TABARRE, Haiti – A teenage looter banged away on a grand piano dragged into the courtyard. Presidential documents, baby rattles still in their wrappers and broken plates lay scattered around. Nabokov's "Lolita" (search) sat on a shelf in the library.
As Jean-Bertrand Aristide (search) arrived in Africa seeking refuge Monday, it looked as if a tornado had blown through his private villa back home. Haitians upended furniture, smashed glass, picked over his books and tossed presidential correspondence from file cabinets.
"It's our own system," said one man, Junior Jean, 23. "As soon as a leader falls we loot his palace."
Indeed, the villa, an estate Aristide says was donated by a supporter, also was looted after his ouster in a 1991 coup.
People started ransacking the concrete white mansion Sunday after the president resigned under international and domestic pressure and flew out of the country.
On Monday, English-speaking security guards with machine guns flew away from the house in a helicopter that had been sitting on the lawn. After they left, dozens more looters moved in.
"I was walking by and I saw the gate open," said Fresnel Lucien, 18.
"I was hoping to get this fantasy book called 'The Red Dragon' because I heard Aristide had it. But all I got was these books," he said, pointing to a book written by Aristide and translated into Portuguese.
The three-story house was littered with broken glass and overturned furniture.
While dozens of people carried off loot, a teenager in T-shirt and ragged pants tried out the keyboard of a grand piano that looters had lugged out of the house but then abandoned by the pool. An armoire stood nearby.
Boxes of Christmas decorations and children's toys still in their packaging littered the ground.
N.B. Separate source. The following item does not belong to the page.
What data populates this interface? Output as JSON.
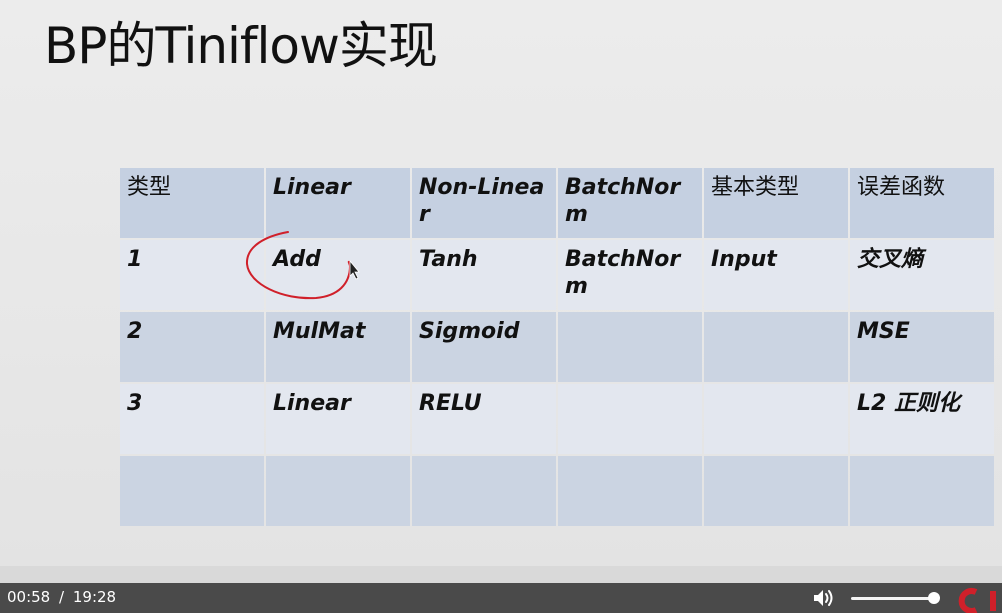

School pictures of Aristide's nephews addressed to "Uncle Titid," as Aristide was known, fluttered about.
In the living room, faux leather couches were overturned and plant pots were shattered. Most of the food in the kitchen cupboards was gone. Upstairs in the bedrooms of Aristide's two daughters, futons, clothes, books and pictures of the girls were strewn about.
An oval library on the third floor appeared to have been used by Aristide as an office. Certificates of recognition, including one from the Hollywood Rotary Club (search), circled the walls.
As military helicopters roared overhead, looters fought over books filling the room's shelves. Along with political science books were a couple of soft pornography paperbacks, fitness books, "What Uncle Sam Really Wants," "1,001 Great Jokes" and "Lolita."
People pulled documents from file cabinets that included notes about meetings with U.S. ambassadors and copies of Aristide's communications with the U.S. government.
In one letter, dated Jan. 30, 1996, Aristide asks then-U.S. Ambassador William Lacy Swing for the return of documents on the paramilitary group FRAPH, which killed hundreds of Aristide supporters during a 1991-94 military dictatorship that had ousted the elected Aristide.
Nineteen boxes of papers on FRAPH, which many Haitians allege had CIA links, were taken away by U.S. officials after the 1994 U.S. military intervention that restored Aristide to office. Washington returned the documents in 2001, with some parts deleted, including people's names.
An Aristide letter from July 13, 1995, set out conditions for FBI agents to conduct investigations in Haiti, including a requirement that anyone U.S. agents wanted to question had the right to have a lawyer present.
Aristide apparently asked at some point for the FBI to handle the investigations of all violent crimes in Haiti. In a July 27, 1995, letter, Swing wrote to the Haitian leader, "The FBI cannot `extend' its efforts ... to all victims of violent crime in Haiti."
Also found on the floor were handwritten notes from American school children telling Aristide they were doing a school project on Haiti and were assigned to write him.
A family photo album was thrown into the corner. In it were pictures of Aristide with Bill Clinton, Al Gore and Jesse Jackson. There were also pictures of Aristide at his birthday party and on vacation with his wife, Mildred.